BEGIN

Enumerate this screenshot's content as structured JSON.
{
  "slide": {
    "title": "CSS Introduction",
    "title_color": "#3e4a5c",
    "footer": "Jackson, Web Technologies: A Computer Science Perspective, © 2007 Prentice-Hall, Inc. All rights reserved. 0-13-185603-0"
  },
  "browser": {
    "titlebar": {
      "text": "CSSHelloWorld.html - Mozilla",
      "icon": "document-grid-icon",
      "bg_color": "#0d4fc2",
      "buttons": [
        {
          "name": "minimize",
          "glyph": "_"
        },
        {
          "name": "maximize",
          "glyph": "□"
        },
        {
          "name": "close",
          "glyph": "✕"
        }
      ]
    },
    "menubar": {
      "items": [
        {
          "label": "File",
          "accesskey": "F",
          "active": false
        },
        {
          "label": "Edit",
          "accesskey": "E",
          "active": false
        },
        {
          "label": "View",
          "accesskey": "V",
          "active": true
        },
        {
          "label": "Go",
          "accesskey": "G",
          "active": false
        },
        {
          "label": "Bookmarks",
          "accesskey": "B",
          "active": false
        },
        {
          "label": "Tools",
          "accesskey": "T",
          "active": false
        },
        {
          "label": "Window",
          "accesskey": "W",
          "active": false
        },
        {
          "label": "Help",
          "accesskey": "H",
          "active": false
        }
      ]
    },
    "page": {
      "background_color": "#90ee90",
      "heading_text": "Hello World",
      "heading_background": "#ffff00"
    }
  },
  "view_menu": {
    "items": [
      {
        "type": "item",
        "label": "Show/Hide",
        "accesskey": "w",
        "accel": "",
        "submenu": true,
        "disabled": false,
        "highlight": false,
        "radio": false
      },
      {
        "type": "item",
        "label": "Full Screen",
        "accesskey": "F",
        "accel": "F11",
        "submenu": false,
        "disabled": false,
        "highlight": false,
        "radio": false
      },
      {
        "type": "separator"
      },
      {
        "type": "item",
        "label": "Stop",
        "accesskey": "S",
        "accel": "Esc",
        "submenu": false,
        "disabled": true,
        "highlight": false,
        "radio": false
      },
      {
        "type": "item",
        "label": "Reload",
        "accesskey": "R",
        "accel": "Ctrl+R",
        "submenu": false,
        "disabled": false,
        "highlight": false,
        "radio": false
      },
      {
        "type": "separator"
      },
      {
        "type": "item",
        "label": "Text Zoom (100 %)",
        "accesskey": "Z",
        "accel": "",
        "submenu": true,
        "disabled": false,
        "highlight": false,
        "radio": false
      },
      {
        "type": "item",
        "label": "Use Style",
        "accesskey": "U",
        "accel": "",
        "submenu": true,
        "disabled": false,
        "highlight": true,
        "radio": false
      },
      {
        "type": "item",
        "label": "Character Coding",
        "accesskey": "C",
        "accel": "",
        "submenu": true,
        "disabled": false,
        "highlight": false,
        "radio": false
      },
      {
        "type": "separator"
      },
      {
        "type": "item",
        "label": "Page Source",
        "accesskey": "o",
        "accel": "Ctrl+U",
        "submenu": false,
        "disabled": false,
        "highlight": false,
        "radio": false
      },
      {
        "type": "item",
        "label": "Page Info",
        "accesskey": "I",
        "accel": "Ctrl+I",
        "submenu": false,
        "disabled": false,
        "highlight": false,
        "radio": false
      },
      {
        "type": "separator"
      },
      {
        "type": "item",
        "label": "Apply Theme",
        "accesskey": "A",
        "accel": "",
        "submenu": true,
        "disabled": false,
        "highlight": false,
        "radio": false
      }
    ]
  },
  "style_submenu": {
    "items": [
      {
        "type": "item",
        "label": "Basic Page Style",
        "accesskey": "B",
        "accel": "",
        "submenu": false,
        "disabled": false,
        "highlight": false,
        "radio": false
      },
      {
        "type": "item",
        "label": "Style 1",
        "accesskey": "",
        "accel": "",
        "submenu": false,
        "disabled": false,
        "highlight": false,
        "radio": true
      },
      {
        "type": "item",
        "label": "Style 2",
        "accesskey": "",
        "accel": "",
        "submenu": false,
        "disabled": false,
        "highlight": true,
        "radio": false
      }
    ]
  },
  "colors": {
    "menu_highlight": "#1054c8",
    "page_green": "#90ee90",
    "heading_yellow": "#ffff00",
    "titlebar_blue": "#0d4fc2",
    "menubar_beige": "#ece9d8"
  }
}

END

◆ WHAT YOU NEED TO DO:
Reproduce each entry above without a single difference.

◆ RESPONSE TO THE TASK:
Enumerate this screenshot's content as structured JSON.
{
  "slide": {
    "title": "CSS Introduction",
    "title_color": "#3e4a5c",
    "footer": "Jackson, Web Technologies: A Computer Science Perspective, © 2007 Prentice-Hall, Inc. All rights reserved. 0-13-185603-0"
  },
  "browser": {
    "titlebar": {
      "text": "CSSHelloWorld.html - Mozilla",
      "icon": "document-grid-icon",
      "bg_color": "#0d4fc2",
      "buttons": [
        {
          "name": "minimize",
          "glyph": "_"
        },
        {
          "name": "maximize",
          "glyph": "□"
        },
        {
          "name": "close",
          "glyph": "✕"
        }
      ]
    },
    "menubar": {
      "items": [
        {
          "label": "File",
          "accesskey": "F",
          "active": false
        },
        {
          "label": "Edit",
          "accesskey": "E",
          "active": false
        },
        {
          "label": "View",
          "accesskey": "V",
          "active": true
        },
        {
          "label": "Go",
          "accesskey": "G",
          "active": false
        },
        {
          "label": "Bookmarks",
          "accesskey": "B",
          "active": false
        },
        {
          "label": "Tools",
          "accesskey": "T",
          "active": false
        },
        {
          "label": "Window",
          "accesskey": "W",
          "active": false
        },
        {
          "label": "Help",
          "accesskey": "H",
          "active": false
        }
      ]
    },
    "page": {
      "background_color": "#90ee90",
      "heading_text": "Hello World",
      "heading_background": "#ffff00"
    }
  },
  "view_menu": {
    "items": [
      {
        "type": "item",
        "label": "Show/Hide",
        "accesskey": "w",
        "accel": "",
        "submenu": true,
        "disabled": false,
        "highlight": false,
        "radio": false
      },
      {
        "type": "item",
        "label": "Full Screen",
        "accesskey": "F",
        "accel": "F11",
        "submenu": false,
        "disabled": false,
        "highlight": false,
        "radio": false
      },
      {
        "type": "separator"
      },
      {
        "type": "item",
        "label": "Stop",
        "accesskey": "S",
        "accel": "Esc",
        "submenu": false,
        "disabled": true,
        "highlight": false,
        "radio": false
      },
      {
        "type": "item",
        "label": "Reload",
        "accesskey": "R",
        "accel": "Ctrl+R",
        "submenu": false,
        "disabled": false,
        "highlight": false,
        "radio": false
      },
      {
        "type": "separator"
      },
      {
        "type": "item",
        "label": "Text Zoom (100 %)",
        "accesskey": "Z",
        "accel": "",
        "submenu": true,
        "disabled": false,
        "highlight": false,
        "radio": false
      },
      {
        "type": "item",
        "label": "Use Style",
        "accesskey": "U",
        "accel": "",
        "submenu": true,
        "disabled": false,
        "highlight": true,
        "radio": false
      },
      {
        "type": "item",
        "label": "Character Coding",
        "accesskey": "C",
        "accel": "",
        "submenu": true,
        "disabled": false,
        "highlight": false,
        "radio": false
      },
      {
        "type": "separator"
      },
      {
        "type": "item",
        "label": "Page Source",
        "accesskey": "o",
        "accel": "Ctrl+U",
        "submenu": false,
        "disabled": false,
        "highlight": false,
        "radio": false
      },
      {
        "type": "item",
        "label": "Page Info",
        "accesskey": "I",
        "accel": "Ctrl+I",
        "submenu": false,
        "disabled": false,
        "highlight": false,
        "radio": false
      },
      {
        "type": "separator"
      },
      {
        "type": "item",
        "label": "Apply Theme",
        "accesskey": "A",
        "accel": "",
        "submenu": true,
        "disabled": false,
        "highlight": false,
        "radio": false
      }
    ]
  },
  "style_submenu": {
    "items": [
      {
        "type": "item",
        "label": "Basic Page Style",
        "accesskey": "B",
        "accel": "",
        "submenu": false,
        "disabled": false,
        "highlight": false,
        "radio": false
      },
      {
        "type": "item",
        "label": "Style 1",
        "accesskey": "",
        "accel": "",
        "submenu": false,
        "disabled": false,
        "highlight": false,
        "radio": true
      },
      {
        "type": "item",
        "label": "Style 2",
        "accesskey": "",
        "accel": "",
        "submenu": false,
        "disabled": false,
        "highlight": true,
        "radio": false
      }
    ]
  },
  "colors": {
    "menu_highlight": "#1054c8",
    "page_green": "#90ee90",
    "heading_yellow": "#ffff00",
    "titlebar_blue": "#0d4fc2",
    "menubar_beige": "#ece9d8"
  }
}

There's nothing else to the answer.